Material for this exercise START
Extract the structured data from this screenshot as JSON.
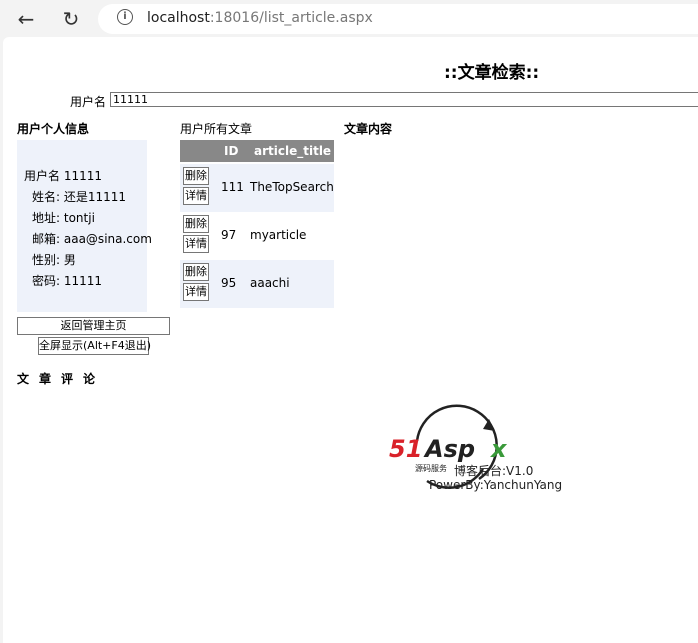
{
  "browser": {
    "url_host": "localhost",
    "url_rest": ":18016/list_article.aspx"
  },
  "page": {
    "title": "::文章检索::",
    "username_label": "用户名",
    "username_value": "11111"
  },
  "sections": {
    "user_info": "用户个人信息",
    "user_articles": "用户所有文章",
    "article_content": "文章内容",
    "comments": "文章评论"
  },
  "user_info": {
    "rows": [
      {
        "label": "用户名",
        "value": "11111"
      },
      {
        "label": "姓名:",
        "value": "还是11111"
      },
      {
        "label": "地址:",
        "value": "tontji"
      },
      {
        "label": "邮箱:",
        "value": "aaa@sina.com"
      },
      {
        "label": "性别:",
        "value": "男"
      },
      {
        "label": "密码:",
        "value": "11111"
      }
    ]
  },
  "buttons": {
    "back_home": "返回管理主页",
    "fullscreen": "全屏显示(Alt+F4退出)"
  },
  "table": {
    "headers": [
      "",
      "ID",
      "article_title"
    ],
    "delete_label": "删除",
    "detail_label": "详情",
    "rows": [
      {
        "id": "111",
        "title": "TheTopSearch"
      },
      {
        "id": "97",
        "title": "myarticle"
      },
      {
        "id": "95",
        "title": "aaachi"
      }
    ]
  },
  "logo": {
    "text": "51Aspx",
    "sub": "源码服务"
  },
  "footer": {
    "line1": "博客后台:V1.0",
    "line2": "PowerBy:YanchunYang"
  },
  "colors": {
    "header_gray": "#888888",
    "alt_row": "#eef2fa",
    "logo_red": "#d9222a",
    "logo_green": "#3a9a3a"
  }
}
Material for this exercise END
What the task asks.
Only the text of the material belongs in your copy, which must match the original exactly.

Answer space.
Extract the structured data from this screenshot as JSON.
{
  "browser": {
    "url_host": "localhost",
    "url_rest": ":18016/list_article.aspx"
  },
  "page": {
    "title": "::文章检索::",
    "username_label": "用户名",
    "username_value": "11111"
  },
  "sections": {
    "user_info": "用户个人信息",
    "user_articles": "用户所有文章",
    "article_content": "文章内容",
    "comments": "文章评论"
  },
  "user_info": {
    "rows": [
      {
        "label": "用户名",
        "value": "11111"
      },
      {
        "label": "姓名:",
        "value": "还是11111"
      },
      {
        "label": "地址:",
        "value": "tontji"
      },
      {
        "label": "邮箱:",
        "value": "aaa@sina.com"
      },
      {
        "label": "性别:",
        "value": "男"
      },
      {
        "label": "密码:",
        "value": "11111"
      }
    ]
  },
  "buttons": {
    "back_home": "返回管理主页",
    "fullscreen": "全屏显示(Alt+F4退出)"
  },
  "table": {
    "headers": [
      "",
      "ID",
      "article_title"
    ],
    "delete_label": "删除",
    "detail_label": "详情",
    "rows": [
      {
        "id": "111",
        "title": "TheTopSearch"
      },
      {
        "id": "97",
        "title": "myarticle"
      },
      {
        "id": "95",
        "title": "aaachi"
      }
    ]
  },
  "logo": {
    "text": "51Aspx",
    "sub": "源码服务"
  },
  "footer": {
    "line1": "博客后台:V1.0",
    "line2": "PowerBy:YanchunYang"
  },
  "colors": {
    "header_gray": "#888888",
    "alt_row": "#eef2fa",
    "logo_red": "#d9222a",
    "logo_green": "#3a9a3a"
  }
}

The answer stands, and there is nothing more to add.